Britain should build a third runway at London’s Heathrow Airport, a government-appointed commission into the country’s airport capacity said in a report that could cause a political headache for Prime Minister David Cameron.

LONDON, ENGLAND, UNITED KINGDOM (REUTERS) – Britain should build a third runway at London’s Heathrow Airport, a government-appointed commission into the country’s airport capacity said.

The report could cause a political headache for Prime Minister David Cameron.

After a three-year study, the Airports Commission selected a new runway at Heathrow over two other shortlisted options, arguing that it offered Britain the best way to add “urgently required” long-haul routes to new markets and boost the economy.

“The economic benefits of expanding Heathrow are much greater than expanding Gatwick. What we really need in London in the future is new links to emerging market destinations. Heathrow is a very strong long-haul airport, Gatwick is much more oriented towards European and low-cost flight and we therefore think you get much more economic bang for your buck by expanding Heathrow,” the commission’s chairman, Howard Davies, said on Wednesday (July 1).

It is now up to the government to decide whether to accept the Heathrow option that Cameron, in 2009, said would not happen under his watch.

Cameron said on Wednesday he would take a decision by the end of this year on how London’s airport capacity will be expanded.

“I am very clear about the legal position that if we say anything now before studying the report actually you can endanger whatever decision is made. But the guarantee I can give to the honourable lady is that a decision will be made by the end of the year,” he told the House of Commons.

London Mayor Boris Johnson has long opposed Heathrow expansion and proposes an alternative plan to build an entirely new airport in the Thames Estuary east of the capital.

“It’s a third runway at Heathrow, it will lead to hundreds of thousands more planes over London and it will lead to a massive increase in noise pollution and fumes. So I don’t think it’s different. I think that the difficulties will be very very great in bringing this to birth,” he said.

The Heathrow recommendation was accompanied by a package of measures to limit the noise and environmental impact of a new runway, in an attempt to allay concerns that have prompted protest and political division.

Lawmakers broadly agree that southeast England needs a new runway to remain economically competitive, but building one near densely-populated West London is a politically toxic issue.

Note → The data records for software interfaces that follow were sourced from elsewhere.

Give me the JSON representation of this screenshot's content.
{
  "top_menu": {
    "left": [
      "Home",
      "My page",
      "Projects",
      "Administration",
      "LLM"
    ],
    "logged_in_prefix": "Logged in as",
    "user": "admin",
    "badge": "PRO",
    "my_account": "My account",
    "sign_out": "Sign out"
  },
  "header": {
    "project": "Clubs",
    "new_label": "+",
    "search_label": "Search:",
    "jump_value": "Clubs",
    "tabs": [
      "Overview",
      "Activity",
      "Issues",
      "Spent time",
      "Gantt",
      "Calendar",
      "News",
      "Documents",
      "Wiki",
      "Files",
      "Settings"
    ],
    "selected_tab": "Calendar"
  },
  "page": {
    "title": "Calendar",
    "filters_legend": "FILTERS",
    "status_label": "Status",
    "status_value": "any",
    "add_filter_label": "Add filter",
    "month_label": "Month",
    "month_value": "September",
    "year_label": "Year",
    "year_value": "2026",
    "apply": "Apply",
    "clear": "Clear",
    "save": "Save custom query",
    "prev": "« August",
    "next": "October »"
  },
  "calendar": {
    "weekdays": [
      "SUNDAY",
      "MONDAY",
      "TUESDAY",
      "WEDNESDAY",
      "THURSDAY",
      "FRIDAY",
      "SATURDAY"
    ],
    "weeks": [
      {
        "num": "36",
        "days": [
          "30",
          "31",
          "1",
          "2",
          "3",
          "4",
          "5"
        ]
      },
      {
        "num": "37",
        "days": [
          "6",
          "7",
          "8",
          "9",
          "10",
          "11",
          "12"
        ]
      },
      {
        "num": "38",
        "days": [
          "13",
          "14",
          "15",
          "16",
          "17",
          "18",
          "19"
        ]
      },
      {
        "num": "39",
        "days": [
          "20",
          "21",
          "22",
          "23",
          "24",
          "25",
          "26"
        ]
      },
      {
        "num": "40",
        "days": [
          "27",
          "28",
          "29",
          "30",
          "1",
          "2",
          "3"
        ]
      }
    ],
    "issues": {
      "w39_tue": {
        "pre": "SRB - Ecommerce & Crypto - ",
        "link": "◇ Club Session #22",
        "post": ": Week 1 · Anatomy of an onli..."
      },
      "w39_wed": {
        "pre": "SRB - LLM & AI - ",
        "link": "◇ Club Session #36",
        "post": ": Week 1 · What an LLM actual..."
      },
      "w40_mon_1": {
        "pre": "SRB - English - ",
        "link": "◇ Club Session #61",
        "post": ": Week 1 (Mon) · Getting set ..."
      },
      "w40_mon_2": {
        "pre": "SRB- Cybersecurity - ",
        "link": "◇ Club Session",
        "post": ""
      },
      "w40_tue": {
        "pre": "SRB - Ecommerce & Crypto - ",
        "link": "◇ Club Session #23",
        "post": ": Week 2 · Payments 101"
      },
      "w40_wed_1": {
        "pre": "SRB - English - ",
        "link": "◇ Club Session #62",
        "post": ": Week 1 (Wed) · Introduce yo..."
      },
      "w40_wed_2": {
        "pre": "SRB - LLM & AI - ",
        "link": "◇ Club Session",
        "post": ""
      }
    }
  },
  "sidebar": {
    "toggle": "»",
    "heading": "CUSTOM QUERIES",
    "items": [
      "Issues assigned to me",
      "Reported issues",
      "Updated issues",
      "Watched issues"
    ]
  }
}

A previous expansion plan was scrapped in 2010, but the new proposal was described by the Airports Commission as “fundamentally different”, citing its more westerly location and accompanying conditions to ban night flights and a government pledge not to add more runways later.